Due to the existing problems of racism, African Americans can be exposed to such environmental hazards as exposure to toxic substances or allergens (Noonan, Velasco-Mondragon, & Wagner, 2016). Not all working conditions are perfect for people, and such problems can influence African American health. Poor quality of food and drinks at schools is another problem that should be mentioned. Finally, air quality is the challenge to deal with in case African American health has to be improved.
Lopez, I.A., Boston, P.Q., Dutton, M., Jones, C.G., Mitchell, M.M., & Vilme, H. (2014). Obesity literacy and culture among African American women in Florida.
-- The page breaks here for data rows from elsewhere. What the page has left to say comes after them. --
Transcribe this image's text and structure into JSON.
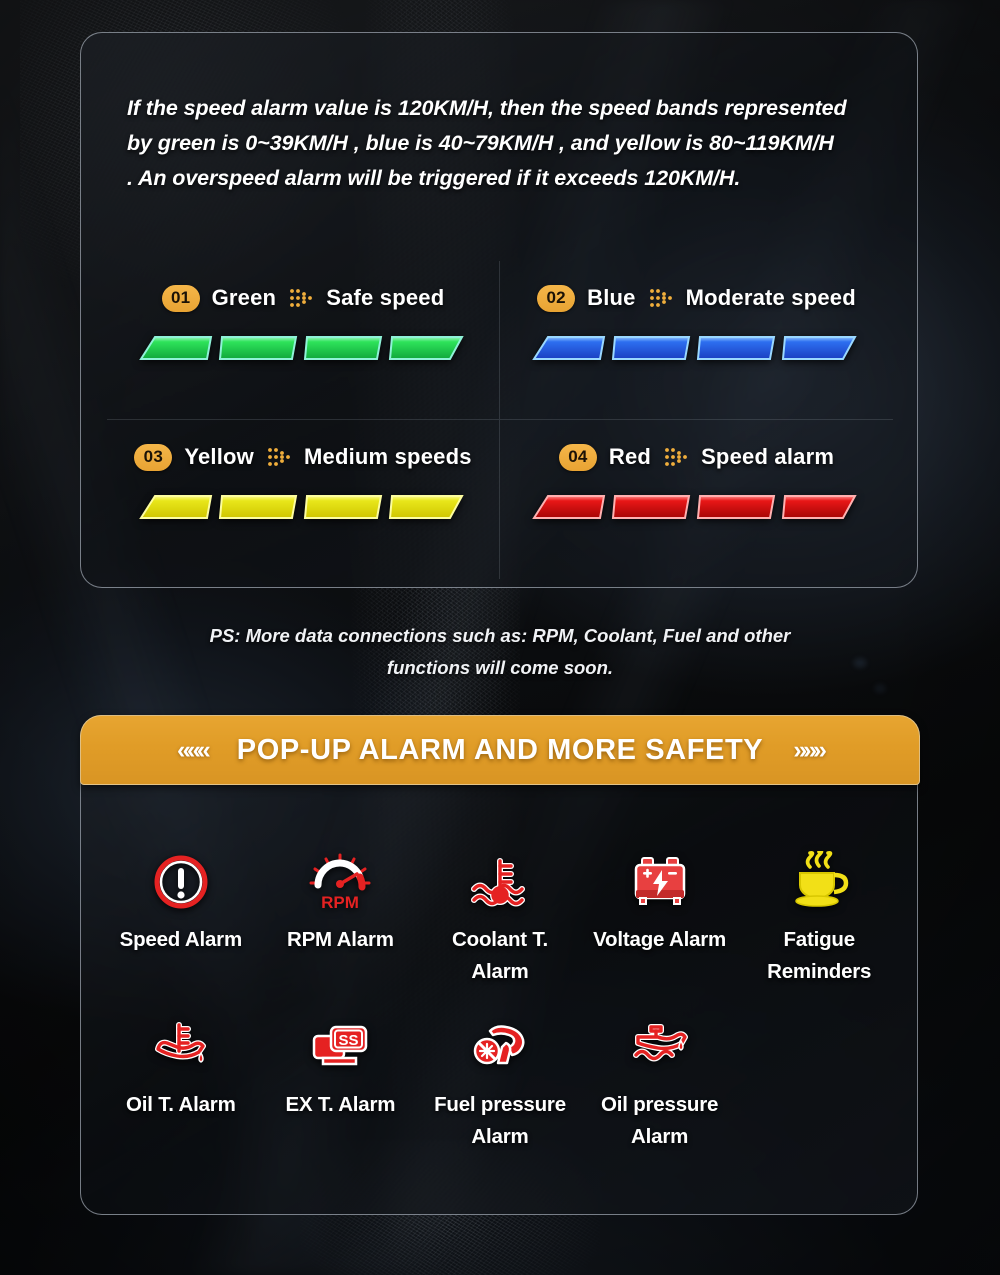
{
  "intro": {
    "line1": "If the speed alarm value is 120KM/H, then the speed bands represented",
    "line2": "by green is 0~39KM/H , blue is 40~79KM/H , and yellow is 80~119KM/H",
    "line3": ". An overspeed alarm will be triggered if it exceeds 120KM/H."
  },
  "legend": {
    "items": [
      {
        "num": "01",
        "color_name": "Green",
        "description": "Safe speed",
        "hex": "#2ee35a",
        "hex_dark": "#0fa83c",
        "edge": "#7ff0d0"
      },
      {
        "num": "02",
        "color_name": "Blue",
        "description": "Moderate speed",
        "hex": "#2d6ff0",
        "hex_dark": "#1a3fc2",
        "edge": "#9ad8ff"
      },
      {
        "num": "03",
        "color_name": "Yellow",
        "description": "Medium  speeds",
        "hex": "#e8e61a",
        "hex_dark": "#c9c000",
        "edge": "#fdfda0"
      },
      {
        "num": "04",
        "color_name": "Red",
        "description": "Speed alarm",
        "hex": "#e81717",
        "hex_dark": "#a60505",
        "edge": "#ff9d9d"
      }
    ],
    "arrow_icon": "dotted-arrow-icon",
    "bars_per_item": 4
  },
  "ps_note": {
    "line1": "PS: More data connections such as: RPM, Coolant, Fuel and other",
    "line2": "functions will come soon."
  },
  "banner": {
    "left_chevrons": "«««",
    "title": "POP-UP ALARM AND MORE SAFETY",
    "right_chevrons": "»»»"
  },
  "alarms": {
    "row1": [
      {
        "label": "Speed Alarm",
        "icon": "exclamation-circle-icon",
        "color": "#e52222"
      },
      {
        "label": "RPM Alarm",
        "icon": "rpm-gauge-icon",
        "color": "#e52222"
      },
      {
        "label": "Coolant T.\nAlarm",
        "icon": "coolant-temp-icon",
        "color": "#e52222"
      },
      {
        "label": "Voltage Alarm",
        "icon": "battery-icon",
        "color": "#e84040"
      },
      {
        "label": "Fatigue\nReminders",
        "icon": "coffee-cup-icon",
        "color": "#f2e017"
      }
    ],
    "row2": [
      {
        "label": "Oil T. Alarm",
        "icon": "oil-temp-icon",
        "color": "#e52222"
      },
      {
        "label": "EX T. Alarm",
        "icon": "ss-card-icon",
        "color": "#e52222"
      },
      {
        "label": "Fuel pressure\nAlarm",
        "icon": "fuel-pressure-icon",
        "color": "#e52222"
      },
      {
        "label": "Oil pressure\nAlarm",
        "icon": "oil-pressure-icon",
        "color": "#e52222"
      },
      {
        "label": "",
        "icon": "",
        "color": ""
      }
    ]
  },
  "theme": {
    "accent_orange": "#e7a531",
    "badge_orange": "#f0ae3c",
    "panel_border": "#cdd7e4",
    "text_white": "#ffffff"
  }
}
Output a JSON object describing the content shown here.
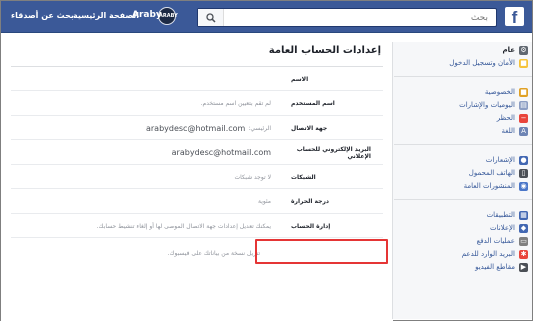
{
  "topbar": {
    "logo": "f",
    "search_placeholder": "بحث",
    "user_name": "Araby",
    "avatar_text": "ARABY",
    "home_label": "الصفحة الرئيسية",
    "friends_label": "بحث عن أصدقاء"
  },
  "sidebar": {
    "groups": [
      [
        {
          "label": "عام",
          "icon": "gear-icon",
          "color": "#606770",
          "active": true
        },
        {
          "label": "الأمان وتسجيل الدخول",
          "icon": "shield-icon",
          "color": "#f5c33b",
          "active": false
        }
      ],
      [
        {
          "label": "الخصوصية",
          "icon": "lock-icon",
          "color": "#e0a126",
          "active": false
        },
        {
          "label": "اليوميات والإشارات",
          "icon": "timeline-icon",
          "color": "#8b9dc3",
          "active": false
        },
        {
          "label": "الحظر",
          "icon": "block-icon",
          "color": "#e9453c",
          "active": false
        },
        {
          "label": "اللغة",
          "icon": "language-icon",
          "color": "#6d84b4",
          "active": false
        }
      ],
      [
        {
          "label": "الإشعارات",
          "icon": "globe-icon",
          "color": "#4267b2",
          "active": false
        },
        {
          "label": "الهاتف المحمول",
          "icon": "mobile-icon",
          "color": "#4b4f56",
          "active": false
        },
        {
          "label": "المنشورات العامة",
          "icon": "rss-icon",
          "color": "#4a76c8",
          "active": false
        }
      ],
      [
        {
          "label": "التطبيقات",
          "icon": "apps-icon",
          "color": "#4267b2",
          "active": false
        },
        {
          "label": "الإعلانات",
          "icon": "ads-icon",
          "color": "#4267b2",
          "active": false
        },
        {
          "label": "عمليات الدفع",
          "icon": "payments-icon",
          "color": "#7f7f7f",
          "active": false
        },
        {
          "label": "البريد الوارد للدعم",
          "icon": "lifebuoy-icon",
          "color": "#e9453c",
          "active": false
        },
        {
          "label": "مقاطع الفيديو",
          "icon": "video-icon",
          "color": "#4b4f56",
          "active": false
        }
      ]
    ]
  },
  "main": {
    "title": "إعدادات الحساب العامة",
    "rows": [
      {
        "label": "الاسم",
        "value": "",
        "prefix": "",
        "email": ""
      },
      {
        "label": "اسم المستخدم",
        "value": "لم تقم بتعيين اسم مستخدم.",
        "prefix": "",
        "email": ""
      },
      {
        "label": "جهة الاتصال",
        "value": "",
        "prefix": "الرئيسي:",
        "email": "arabydesc@hotmail.com"
      },
      {
        "label": "البريد الإلكتروني للحساب الإعلاني",
        "value": "",
        "prefix": "",
        "email": "arabydesc@hotmail.com"
      },
      {
        "label": "الشبكات",
        "value": "لا توجد شبكات",
        "prefix": "",
        "email": ""
      },
      {
        "label": "درجة الحرارة",
        "value": "مئوية",
        "prefix": "",
        "email": ""
      },
      {
        "label": "إدارة الحساب",
        "value": "يمكنك تعديل إعدادات جهة الاتصال الموصى لها أو إلغاء تنشيط حسابك.",
        "prefix": "",
        "email": ""
      }
    ],
    "download_link": "تنزيل نسخة من بياناتك على فيسبوك."
  }
}
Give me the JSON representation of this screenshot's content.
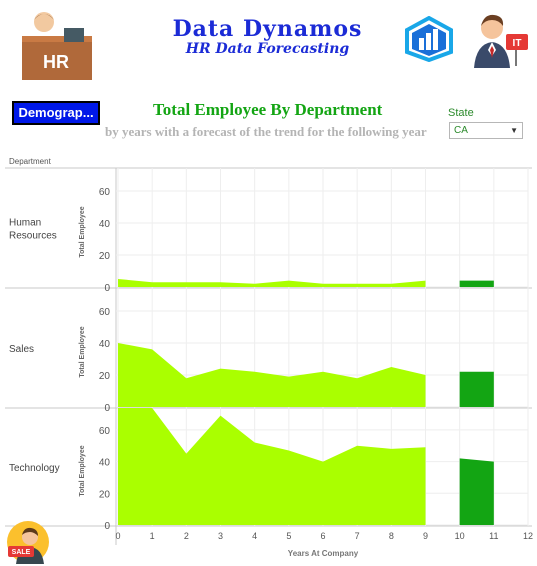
{
  "header": {
    "brand_line1": "Data Dynamos",
    "brand_line2": "HR Data Forecasting",
    "hr_badge_text": "HR",
    "it_badge_text": "IT",
    "sale_badge_text": "SALE",
    "icons": [
      "hr-desk-icon",
      "powerbi-logo-icon",
      "it-person-icon",
      "sale-person-icon"
    ]
  },
  "demographics_button": {
    "label": "Demograp..."
  },
  "title": "Total Employee By Department",
  "subtitle": "by years with a forecast of the trend for the following year",
  "filter": {
    "label": "State",
    "value": "CA"
  },
  "colors": {
    "actual": "#aaff00",
    "forecast": "#13a513",
    "title": "#13a513",
    "brand": "#1b2bd6",
    "button": "#0018e8"
  },
  "chart_data": {
    "type": "area",
    "column_header": "Department",
    "xlabel": "Years At Company",
    "ylabel": "Total Employee",
    "x_ticks": [
      "0",
      "1",
      "2",
      "3",
      "4",
      "5",
      "6",
      "7",
      "8",
      "9",
      "10",
      "11",
      "12"
    ],
    "ylim": [
      0,
      70
    ],
    "y_ticks": [
      0,
      20,
      40,
      60
    ],
    "grid": true,
    "panels": [
      {
        "department_label": [
          "Human",
          "Resources"
        ],
        "actual": {
          "x": [
            0,
            1,
            2,
            3,
            4,
            5,
            6,
            7,
            8,
            9
          ],
          "y": [
            5,
            3,
            3,
            3,
            2,
            4,
            2,
            2,
            2,
            4
          ]
        },
        "forecast": {
          "x": [
            10,
            11
          ],
          "y": [
            4,
            4
          ]
        }
      },
      {
        "department_label": [
          "Sales"
        ],
        "actual": {
          "x": [
            0,
            1,
            2,
            3,
            4,
            5,
            6,
            7,
            8,
            9
          ],
          "y": [
            40,
            36,
            18,
            24,
            22,
            19,
            22,
            18,
            25,
            20
          ]
        },
        "forecast": {
          "x": [
            10,
            11
          ],
          "y": [
            22,
            22
          ]
        }
      },
      {
        "department_label": [
          "Technology"
        ],
        "actual": {
          "x": [
            0,
            1,
            2,
            3,
            4,
            5,
            6,
            7,
            8,
            9
          ],
          "y": [
            75,
            75,
            45,
            69,
            52,
            47,
            40,
            50,
            48,
            49
          ]
        },
        "forecast": {
          "x": [
            10,
            11
          ],
          "y": [
            42,
            40
          ]
        }
      }
    ]
  }
}
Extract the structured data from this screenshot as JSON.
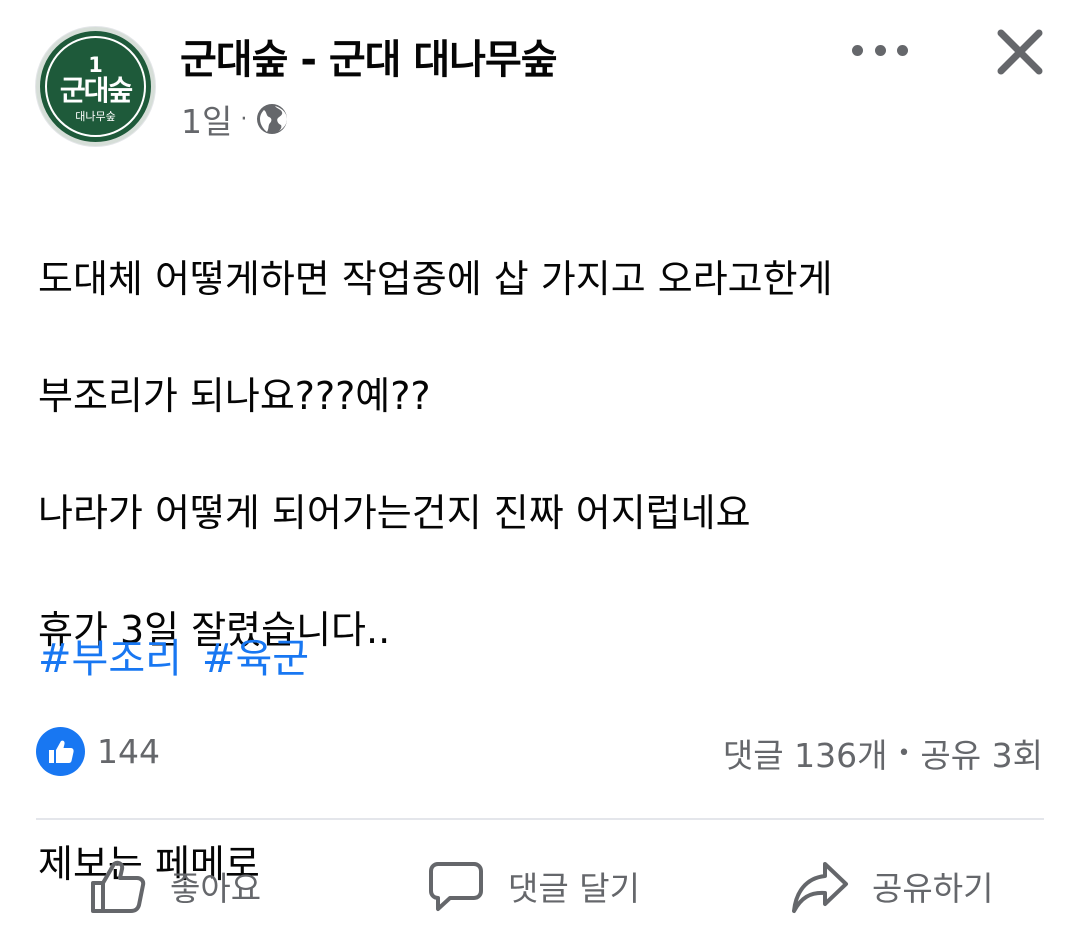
{
  "post": {
    "page_name": "군대숲 - 군대 대나무숲",
    "avatar": {
      "number": "1",
      "brand": "군대숲",
      "sub": "대나무숲"
    },
    "time": "1일",
    "separator": "·",
    "body_lines": [
      "도대체 어떻게하면 작업중에 삽 가지고 오라고한게",
      "부조리가 되나요???예??",
      "나라가 어떻게 되어가는건지 진짜 어지럽네요",
      "휴가 3일 잘렸습니다..",
      "",
      "제보는 페메로"
    ],
    "hashtags": [
      "#부조리",
      "#육군"
    ]
  },
  "engagement": {
    "like_count": "144",
    "comments": "댓글 136개",
    "separator": "•",
    "shares": "공유 3회"
  },
  "actions": {
    "like_label": "좋아요",
    "comment_label": "댓글 달기",
    "share_label": "공유하기"
  },
  "colors": {
    "accent": "#1877f2",
    "secondary_text": "#65676b",
    "avatar_green": "#1e5a3a"
  },
  "icons": [
    "globe-icon",
    "more-icon",
    "close-icon",
    "thumbs-up-icon",
    "comment-icon",
    "share-icon"
  ]
}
American Journal of Healthy Behavior, 38(4), 541-552.
Mandal, A., Scott, J., Islam, N.K., & Mandal, P.K. (2013). Factors affecting African-American health: Empowering the community with health literacy. Bioprocessing & Biotechniques, 3(1), 111-112.
Ng, M.C., Shriner, D., Chen, B.H., Li, J., Chen, W.M., Guo, X.,… Comeau, M.E. (2014). Meta-analysis of genome-wide association studies in African Americans provides insights into the genetic architecture of type 2 diabetes. PLoS Genet, 10(8). doi: 10.1371/journal.pgen.1004517
Noonan, A.S., Velasco-Mondragon, H.E., & Wagner, F.A. (2016). Improving the health of African Americans in the USA: An overdue opportunity for social justice. Public Health Reviews, 37(12). doi: 10.1186/s40985-016-0025-4
Williams, S.F., Nicholas, S.B., Vaziri, N.D., & Norris, K.C. (2014). African Americans, hypertension and the rennin angiotensin system. World Journal of Cardiology, 6(9), 878-889.